The use of triazole also solves one of the most persistent problems of fuel cells — heat. Ceramic fuel cells currently on the market run at a very high temperature (about 8000 Celsius) and are too hot for most portable applications such as small electronics.

While existing PEM fuel cells can operate at much lower temperatures, they are much less efficient than ceramic fuel cells. Polymer fuel cell membranes must be kept relatively cool so that membranes can retain the moisture they need to conduct protons. To do this, polymer fuel cells were previously forced to operate at temperatures below 1000 C.

Heat must be removed from the fuel cells to keep them cool, and a water balance has to be maintained to ensure the required hydration of the PEMs. This increases the complexity of the fuel cell system and significantly reduces its overall efficiency. But by using triazole-containing PEMs, Liu’s team has been able to increase their PEM fuel cell operating temperatures to above 1200 C., eliminating the need for a water management system and dramatically simplifying the cooling system.

“We’re using the triazole to replace water,” Liu said. “By doing so, we can bring up the temperature significantly.”

Triazole is also a very stable chemical and fosters stable fuel cell operating conditions.

While they have pushed their polymer fuel cells to 1200 C  with triazole, Liu’s team is looking into better polymers to get those temperatures even higher, he said.
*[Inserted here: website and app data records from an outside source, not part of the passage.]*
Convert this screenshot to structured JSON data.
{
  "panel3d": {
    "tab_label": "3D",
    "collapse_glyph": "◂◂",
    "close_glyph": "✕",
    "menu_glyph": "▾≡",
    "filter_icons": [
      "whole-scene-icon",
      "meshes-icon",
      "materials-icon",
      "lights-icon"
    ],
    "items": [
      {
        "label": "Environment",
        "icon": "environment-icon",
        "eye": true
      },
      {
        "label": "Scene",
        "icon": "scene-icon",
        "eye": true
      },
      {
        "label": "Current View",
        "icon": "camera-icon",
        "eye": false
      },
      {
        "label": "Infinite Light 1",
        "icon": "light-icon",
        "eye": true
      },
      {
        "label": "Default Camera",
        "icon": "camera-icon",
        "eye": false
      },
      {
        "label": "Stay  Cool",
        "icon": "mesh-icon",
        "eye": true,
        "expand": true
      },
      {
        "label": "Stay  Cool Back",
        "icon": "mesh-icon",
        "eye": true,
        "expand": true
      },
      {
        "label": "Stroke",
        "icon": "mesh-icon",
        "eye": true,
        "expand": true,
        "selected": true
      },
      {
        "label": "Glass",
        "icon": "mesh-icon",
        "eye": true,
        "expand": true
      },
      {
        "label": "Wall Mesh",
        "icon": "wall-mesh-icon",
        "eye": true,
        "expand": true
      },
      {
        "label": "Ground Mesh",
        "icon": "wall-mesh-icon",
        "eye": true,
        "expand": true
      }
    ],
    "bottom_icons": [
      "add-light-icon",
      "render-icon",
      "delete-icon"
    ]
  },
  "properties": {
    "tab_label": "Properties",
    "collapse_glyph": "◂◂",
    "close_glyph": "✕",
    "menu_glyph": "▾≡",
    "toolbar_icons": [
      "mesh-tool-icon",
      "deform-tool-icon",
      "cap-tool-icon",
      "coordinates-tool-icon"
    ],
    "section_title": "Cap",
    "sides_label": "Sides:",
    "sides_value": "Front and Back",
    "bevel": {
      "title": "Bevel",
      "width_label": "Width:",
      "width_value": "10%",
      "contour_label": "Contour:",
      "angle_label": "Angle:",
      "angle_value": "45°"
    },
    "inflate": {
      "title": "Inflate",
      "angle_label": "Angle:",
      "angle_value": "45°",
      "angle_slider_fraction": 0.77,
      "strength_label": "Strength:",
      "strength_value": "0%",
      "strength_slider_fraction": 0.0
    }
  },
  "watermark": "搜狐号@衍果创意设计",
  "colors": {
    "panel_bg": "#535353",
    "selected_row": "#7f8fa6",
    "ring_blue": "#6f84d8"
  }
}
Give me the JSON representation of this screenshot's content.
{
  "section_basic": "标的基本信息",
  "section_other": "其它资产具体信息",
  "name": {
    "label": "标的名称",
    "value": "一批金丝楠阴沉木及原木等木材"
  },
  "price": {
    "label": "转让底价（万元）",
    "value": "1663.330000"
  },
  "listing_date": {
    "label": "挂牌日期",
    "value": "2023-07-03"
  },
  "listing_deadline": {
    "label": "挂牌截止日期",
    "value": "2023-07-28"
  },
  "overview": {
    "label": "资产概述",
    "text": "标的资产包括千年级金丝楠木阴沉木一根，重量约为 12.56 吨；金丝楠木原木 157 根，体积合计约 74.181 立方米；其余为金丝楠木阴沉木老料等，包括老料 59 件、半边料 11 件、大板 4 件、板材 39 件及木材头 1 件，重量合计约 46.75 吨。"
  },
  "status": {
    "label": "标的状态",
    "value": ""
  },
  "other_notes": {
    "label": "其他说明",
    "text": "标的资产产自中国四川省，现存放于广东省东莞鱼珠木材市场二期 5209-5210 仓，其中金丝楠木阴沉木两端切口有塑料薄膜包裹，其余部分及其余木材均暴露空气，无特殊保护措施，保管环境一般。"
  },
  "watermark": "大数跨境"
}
For more information contact, Megan McRainey at [email protected]      
    BD

BD